Planning any adventure can be stressful, but when you’re including your pet, many more factors should be considered, including any necessary paperwork, health certificates, identification, medications, and pet-friendly accommodation. Imagine showing up in a tropical location with your pet, only to be told she needs to be quarantined for six months. Prepare in advance to avoid unpleasant surprises. To help, we’ve simplified the necessary steps to ensure traveling with your furry friend is a cinch.

Tip #1: Check your destination’s requirements

If you’re planning a long trip with your pet, you won’t get far without the necessary paperwork, especially if you’re traveling outside the country. Many places require health certificates signed no more than 10 days in advance of traveling by a USDA-accredited veterinarian. Before scheduling your pet’s exam for her health certificate, check with your mode of travel and destination to ensure you take care of the correct paperwork and vaccinations. Airlines, railroads, boats, and car rentals have different requirements for pet travel, and crates, housing location, temperature restrictions, and size or breed stipulations vary from company to company. 

Tip #2: Stock up on your pet’s medications

For pets who take regular medications for chronic conditions, such as osteoarthritis, heart disease, or endocrine disorders, ensure your supply will last well past your expected return date. Your pet may refuse to eat pills crushed and mixed into food if she’s stressed in a new place, and you will go through medication more quickly. Don’t forget to take your pet’s heartworm, flea, and tick preventives with you to keep her on schedule, as well. 

If your pet is the type who vomits simply looking at a vehicle, our solution is Cerenia, a medication designed for combating pet nausea and vomiting, making it perfect for motion sickness. 

We can also help pets who suffer from anxiety and fear, especially when traveling or confined to a carrier, or meeting new people. Discuss anti-anxiety and calming medications, supplements, and pheromones with us at your pet’s health certificate exam

#3: Update your pet’s identification

Can you imagine losing your pet, only to have someone find her and call your old phone number on her tag? Coming so close to finding your beloved companion only to be thwarted by outdated contact information would be heart-breaking. Check your pet’s identification tags to ensure they’re legible and easy to read, and have your current contact information. 

If your pet is not microchipped, we suggest scheduling an appointment for microchip administration. With a quick visit, we can implant a microchip, a permanent form of identification, under your pet’s skin between her shoulder blades, similar to injecting a vaccination. If your pet becomes lost, an animal shelter or veterinary clinic can scan her to detect her chip number. The microchip number is linked to your contact information, allowing you to be called as soon as your four-legged friend is found. 

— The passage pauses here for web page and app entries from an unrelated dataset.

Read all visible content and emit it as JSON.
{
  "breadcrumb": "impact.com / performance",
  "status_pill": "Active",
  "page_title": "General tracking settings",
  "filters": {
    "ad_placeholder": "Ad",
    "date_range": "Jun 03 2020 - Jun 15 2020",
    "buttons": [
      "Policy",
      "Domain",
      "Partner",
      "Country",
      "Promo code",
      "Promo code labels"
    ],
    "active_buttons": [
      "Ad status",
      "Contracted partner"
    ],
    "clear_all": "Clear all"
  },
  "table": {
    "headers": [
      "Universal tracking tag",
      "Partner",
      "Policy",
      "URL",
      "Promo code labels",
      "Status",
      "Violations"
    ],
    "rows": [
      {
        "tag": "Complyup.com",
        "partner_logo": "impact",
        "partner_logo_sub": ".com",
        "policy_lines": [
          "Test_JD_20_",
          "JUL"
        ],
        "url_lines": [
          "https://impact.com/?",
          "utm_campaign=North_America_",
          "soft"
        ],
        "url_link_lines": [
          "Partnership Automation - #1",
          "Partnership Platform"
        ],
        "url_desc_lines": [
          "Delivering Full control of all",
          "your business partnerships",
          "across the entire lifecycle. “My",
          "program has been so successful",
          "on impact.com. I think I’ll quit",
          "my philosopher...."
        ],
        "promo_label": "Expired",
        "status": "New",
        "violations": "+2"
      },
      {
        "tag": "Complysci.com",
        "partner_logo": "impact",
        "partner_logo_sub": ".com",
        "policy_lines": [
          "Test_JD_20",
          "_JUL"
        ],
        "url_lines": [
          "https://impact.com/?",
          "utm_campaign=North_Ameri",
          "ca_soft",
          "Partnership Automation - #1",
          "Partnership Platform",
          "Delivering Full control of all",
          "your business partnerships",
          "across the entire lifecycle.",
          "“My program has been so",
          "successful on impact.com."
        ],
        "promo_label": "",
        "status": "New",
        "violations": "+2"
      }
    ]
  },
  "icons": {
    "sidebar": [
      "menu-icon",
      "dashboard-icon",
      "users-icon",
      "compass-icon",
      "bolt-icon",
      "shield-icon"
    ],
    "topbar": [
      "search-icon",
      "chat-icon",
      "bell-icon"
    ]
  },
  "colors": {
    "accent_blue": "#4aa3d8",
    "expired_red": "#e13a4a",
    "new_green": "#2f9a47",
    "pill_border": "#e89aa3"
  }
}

#4: Plan your route

Before your trip, ensure your pet is allowed to travel with you and look into available accommodations. You may want to cancel your trip if your pet can’t go with you—after all, holidays without all your family members, four- and two-legged, are no fun. If you’re planning a road trip, check for stops along the way that are pet-friendly, including areas for bathroom breaks that allow your pet to eliminate, stretch her legs, and engage in mental stimulation for a calmer ride. Once you’ve reached your destination, whether it’s a resort, hotel, Airbnb, or with family, ensure your pet is also welcome. If not, check into boarding facilities and make reservations well in advance. 

Prior to traveling, scope out emergency veterinarians, as well. Disaster can strike at any time, leaving your injured or ill pet requiring medical care. Check for an AAHA-accredited veterinary practice near you, or search for an emergency veterinary clinic, if needed.

#5: Pack your pet’s supplies

When traveling, nothing is worse than realizing you left an important item at home. Before hitting the road, create a checklist to ensure you have all your pet’s necessary supplies, including

  • Food and water dishes
  • Food, including an additional five-day emergency supply
  • Medication
  • Bed
  • Carrier or crate
  • Leash with collar or harness
  • Waste bags, or litter box with litter
  • Cleaning supplies
  • Toys
  • Treats
  • Interactive food puzzles
  • Any necessary paperwork

Planning a holiday getaway with your furry friend? Schedule her health certificate exam to ensure you’re ready to pack your bags.